Solenoid valves may contain additional electrical circuits to reduce energy requirements for operating solenoid valves. Such a system is beneficial when using DC-powered solenoid valves. Auxiliary electrical circuits provide temporary peak currents to energize solenoids and reduce power consumption.

After opening or closing the solenoid valve, they should remain in a specific position to achieve desired flow control. Energizing the solenoid manipulates the location of the plunger. Solenoid valves have a stop position at the top of the electromagnetic coil. It means the valve continues drawing power for the electrical supply system. Latching the solenoid valve offers an energy-efficient option for keeping the valve in the desired position. The valve is fitted with a small permanent magnet atop the electromagnetic coil.

The small permanent magnet is strong enough to hold the plunger in place. However, it cannot lift the plunger without the assistance of the magnetic force from the solenoid. The plunger can return to its original position by reversing the polarity of the power required to energize the solenoid valve. Latched solenoid valves consume less energy compared to those without such assistive systems.

Solenoid Valves Vs Actuated Ball Valves

Brass 1 inch 3 way motorized ball valveActuated ball valves can provide dependable fluid control as solenoid valves. Ball valves are highly-responsive to changes in flow conditions and control fluids by manipulating the positions of the flow control mechanism (hollow bore/ball). It can be necessary to energize certain solenoid valves throughout their operating cycles. Can ball valves replace unlatched solenoid valves?

Let's take an example of a solenoid valve and an actuated ball valve having the same flow coefficient (Cv) values. The energy consumption required to move a ball valve from its static position is higher than that required to energize the electromagnetic coil and actuate a solenoid valve. How does the daily energy consumption for these two units compare?

The ball valve consumes more energy to move from its original position to its intended position. The valve does not consume more energy once it achieves the desired flow control position. The actuator relay draws a small amount of power from the electrical supply system.

The unlatched solenoid valve might consume more energy than the actuated ball valve, even though they have similar cycle patterns. It is because the valve may remain energized for an extended period. This implies certain processes can utilize ball valves as alternatives to solenoid valves. If this is the case for you, and you are considering switching to ball valves, make sure you first evaluate the safety requirements of the fluid system, confirm the capability of the ball valve to meet the necessary chemical compatibility.


Solenoid valves are indispensable flow control devices that reduce human interventions in fluid applications. These valves are available in different sizes and designs to meet the performance requirements of various industrial applications and processes.

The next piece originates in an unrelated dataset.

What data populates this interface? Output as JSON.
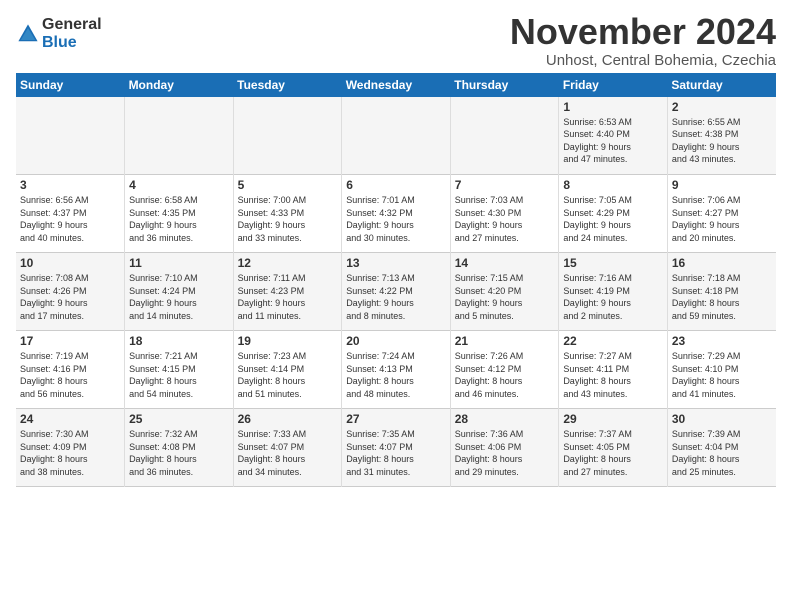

Improving the energy efficiency of solenoid valves demands proactive approaches to valve sizing and design. Reducing energy utilization and waste when operating solenoid valves yields substantial financial savings for large industrial facilities leveraging multiple valves to control fluid flow.